These findings were further reinforced by a 2010 study by PrincetonUniversity. For the Princeton study, researchers fed cane sugar to one set of rats, while giving HFCS to another. When comparing the two sets of rodents, the Princeton team found rats that ingested HFCS gained significantly more weight, and were especially vulnerable to abnormal increases in abdominal fat. In addition, rats who consumed HFCS also displayed characteristics associated with obesity, such as excessive body fat and increases in circulating blood fats (known as triglycerides).
A larger pants size isn’t the only effect that HFCS can have on your body. A 2007 study by the American Chemical Society reported that drinks loaded with HFCS were brimming with reactive carbonyls, radioactive compounds which can potentially cause diabetes through cell and tissue damage. A 2009 University of California study offered additional damning evidence concerning the syrup’s effects on human health. Though the study featured a small sampling size (16 participants), it found that increased consumption of HFCS formed additional fat cells around the participants’ heart, liver and digestive organs. The subjects also exhibited food-processing problems linked to diabetes and heart disease.
High fructose corn syrup can also wreak havoc with your blood pressure, liver and kidneys. A report issued by Medical News Today noted that 2 ½ sugar-heavy drinks per day, containing approximately 74mg of HFCS, would be sufficient enough to raise your risk of high blood pressure by 28 to 87 percent. High fructose corn syrup can lead to steady fat buildup around the liver, a development that can have long-term repercussions for the organ, including cirrhosis and liver scarring. A small amount of the sweetener also winds up in your kidneys, where it can produce uric acid, a waste product that in high levels may trigger kidney disease.

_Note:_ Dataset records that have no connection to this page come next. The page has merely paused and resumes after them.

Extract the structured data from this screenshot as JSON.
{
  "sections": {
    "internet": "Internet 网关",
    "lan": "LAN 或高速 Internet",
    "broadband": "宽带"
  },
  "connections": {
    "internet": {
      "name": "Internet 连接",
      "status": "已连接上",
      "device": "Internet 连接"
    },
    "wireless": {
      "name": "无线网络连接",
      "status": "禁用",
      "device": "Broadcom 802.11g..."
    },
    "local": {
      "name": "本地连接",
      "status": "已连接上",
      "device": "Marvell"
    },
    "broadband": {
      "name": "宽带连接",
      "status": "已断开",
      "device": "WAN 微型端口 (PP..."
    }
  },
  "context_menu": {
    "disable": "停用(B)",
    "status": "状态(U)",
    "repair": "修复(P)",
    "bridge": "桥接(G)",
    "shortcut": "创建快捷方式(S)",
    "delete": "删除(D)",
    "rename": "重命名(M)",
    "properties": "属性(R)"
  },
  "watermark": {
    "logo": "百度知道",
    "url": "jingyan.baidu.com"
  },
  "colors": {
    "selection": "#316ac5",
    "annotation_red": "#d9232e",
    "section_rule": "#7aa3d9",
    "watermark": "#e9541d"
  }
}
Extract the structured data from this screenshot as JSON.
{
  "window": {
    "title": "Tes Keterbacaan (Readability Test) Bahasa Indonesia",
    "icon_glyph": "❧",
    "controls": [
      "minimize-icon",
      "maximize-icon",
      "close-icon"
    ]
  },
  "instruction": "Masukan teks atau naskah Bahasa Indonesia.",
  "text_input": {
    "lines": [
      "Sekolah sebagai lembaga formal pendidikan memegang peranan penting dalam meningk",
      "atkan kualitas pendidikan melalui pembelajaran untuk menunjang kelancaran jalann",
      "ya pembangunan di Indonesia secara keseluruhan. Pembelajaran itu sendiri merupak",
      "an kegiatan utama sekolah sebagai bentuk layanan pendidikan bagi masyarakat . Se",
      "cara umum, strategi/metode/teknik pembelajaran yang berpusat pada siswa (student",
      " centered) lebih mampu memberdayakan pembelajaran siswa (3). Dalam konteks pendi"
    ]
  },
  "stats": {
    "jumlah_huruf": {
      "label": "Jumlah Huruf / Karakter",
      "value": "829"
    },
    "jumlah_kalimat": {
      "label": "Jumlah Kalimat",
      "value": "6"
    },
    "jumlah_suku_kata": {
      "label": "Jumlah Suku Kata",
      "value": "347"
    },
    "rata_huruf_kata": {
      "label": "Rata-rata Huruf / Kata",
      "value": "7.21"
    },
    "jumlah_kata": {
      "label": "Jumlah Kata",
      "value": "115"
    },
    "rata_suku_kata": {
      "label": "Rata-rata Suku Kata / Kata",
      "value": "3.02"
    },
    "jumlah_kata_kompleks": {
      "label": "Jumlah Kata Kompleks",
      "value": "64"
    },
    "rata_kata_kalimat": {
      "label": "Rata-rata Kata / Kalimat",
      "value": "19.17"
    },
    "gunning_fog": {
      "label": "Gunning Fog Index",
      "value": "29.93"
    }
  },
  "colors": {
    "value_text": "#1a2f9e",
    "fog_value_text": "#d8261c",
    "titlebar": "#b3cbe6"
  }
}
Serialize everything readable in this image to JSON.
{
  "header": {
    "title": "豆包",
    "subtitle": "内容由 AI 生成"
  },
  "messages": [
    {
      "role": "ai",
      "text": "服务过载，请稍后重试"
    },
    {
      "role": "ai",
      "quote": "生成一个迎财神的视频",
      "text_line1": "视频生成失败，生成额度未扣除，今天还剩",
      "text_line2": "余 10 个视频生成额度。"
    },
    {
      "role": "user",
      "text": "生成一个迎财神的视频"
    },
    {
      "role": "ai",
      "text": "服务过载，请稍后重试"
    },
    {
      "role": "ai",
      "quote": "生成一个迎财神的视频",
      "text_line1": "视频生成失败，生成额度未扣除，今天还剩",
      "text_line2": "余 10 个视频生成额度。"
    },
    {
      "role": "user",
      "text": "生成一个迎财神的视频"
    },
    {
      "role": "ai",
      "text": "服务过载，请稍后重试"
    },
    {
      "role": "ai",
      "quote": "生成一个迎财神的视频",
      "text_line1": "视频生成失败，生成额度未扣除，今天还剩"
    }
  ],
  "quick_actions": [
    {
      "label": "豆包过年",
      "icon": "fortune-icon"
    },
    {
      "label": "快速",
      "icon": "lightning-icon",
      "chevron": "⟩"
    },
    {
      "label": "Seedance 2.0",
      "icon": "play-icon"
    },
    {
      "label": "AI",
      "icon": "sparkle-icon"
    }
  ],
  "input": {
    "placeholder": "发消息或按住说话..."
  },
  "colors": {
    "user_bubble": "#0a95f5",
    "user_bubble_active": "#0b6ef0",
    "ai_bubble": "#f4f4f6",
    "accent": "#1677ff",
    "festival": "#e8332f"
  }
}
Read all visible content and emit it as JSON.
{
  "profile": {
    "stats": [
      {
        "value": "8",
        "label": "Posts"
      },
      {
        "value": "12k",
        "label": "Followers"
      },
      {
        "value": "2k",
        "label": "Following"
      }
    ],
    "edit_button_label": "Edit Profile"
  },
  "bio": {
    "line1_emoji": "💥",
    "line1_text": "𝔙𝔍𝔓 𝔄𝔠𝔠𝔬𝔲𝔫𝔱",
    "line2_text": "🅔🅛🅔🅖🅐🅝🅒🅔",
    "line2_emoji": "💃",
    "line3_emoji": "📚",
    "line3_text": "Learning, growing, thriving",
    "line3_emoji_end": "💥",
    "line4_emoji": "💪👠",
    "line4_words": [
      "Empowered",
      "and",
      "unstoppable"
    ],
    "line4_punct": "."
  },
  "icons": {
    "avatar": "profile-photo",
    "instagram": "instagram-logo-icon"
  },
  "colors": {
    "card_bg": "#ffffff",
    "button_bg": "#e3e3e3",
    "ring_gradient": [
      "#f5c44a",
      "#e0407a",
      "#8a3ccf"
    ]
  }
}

Adjusting Your Diet
High fructose corn syrup may have an almost ubiquitous presence at the supermarket, convenience store and other food outlets, but it can still be avoided. Here are some simple steps that can help you cut out this artificial additive out of your diet.
Skip the Sodas – This is an obvious one, as Coke and Pepsi were among the first big-name brands to use HFCS. Try to drink soda on only rare occasions.
Be 100% Sure to Buy the Right Juice – You may have recently picked up some juice at the grocery store, thinking you have bought a healthy product. Unfortunately, many juices are sweetened with high fructose corn syrup. Make sure to opt for juices marked “100% juice.” If the juice doesn’t have this label, odds are that it is made with HFCS. You can confirm your suspicions by checking the ingredients label on the back.
Cut Down on Processed Food – They may be tasty, but packaged and processed foods are big offenders when it comes to containing HFCS. In a nutshell, processed foods are foods that have been altered from their natural state, allowing them to be preserved and eaten at a later date. Processed foods are foods that have either been canned, frozen, refrigerated, or dehydrated. These foods can also contain refined sugars, refined vegetable oils, white wheat flour, artificial sweeteners and food additives.
Put the Brakes on Your Fast Food Intake – While it’s common knowledge that fast food derails your diet, many consumers are unaware that items like hamburger buns and ketchup are chalked full of HFCS. Fast food chains regularly use HFCS to add taste to their offerings, and to extend the shelf life of their product ingredients.
When in Doubt, Check the Label – It’s easy to be fooled into buying a supposedly “healthy” item that is filled with artificial junk like HFCS. Fortunately for health-conscious shoppers, food and beverage producers are required by law to list the ingredients of their products. If you’re not sure if an item has high fructose corn syrup, simply check the ingredients label on the back of the package or container.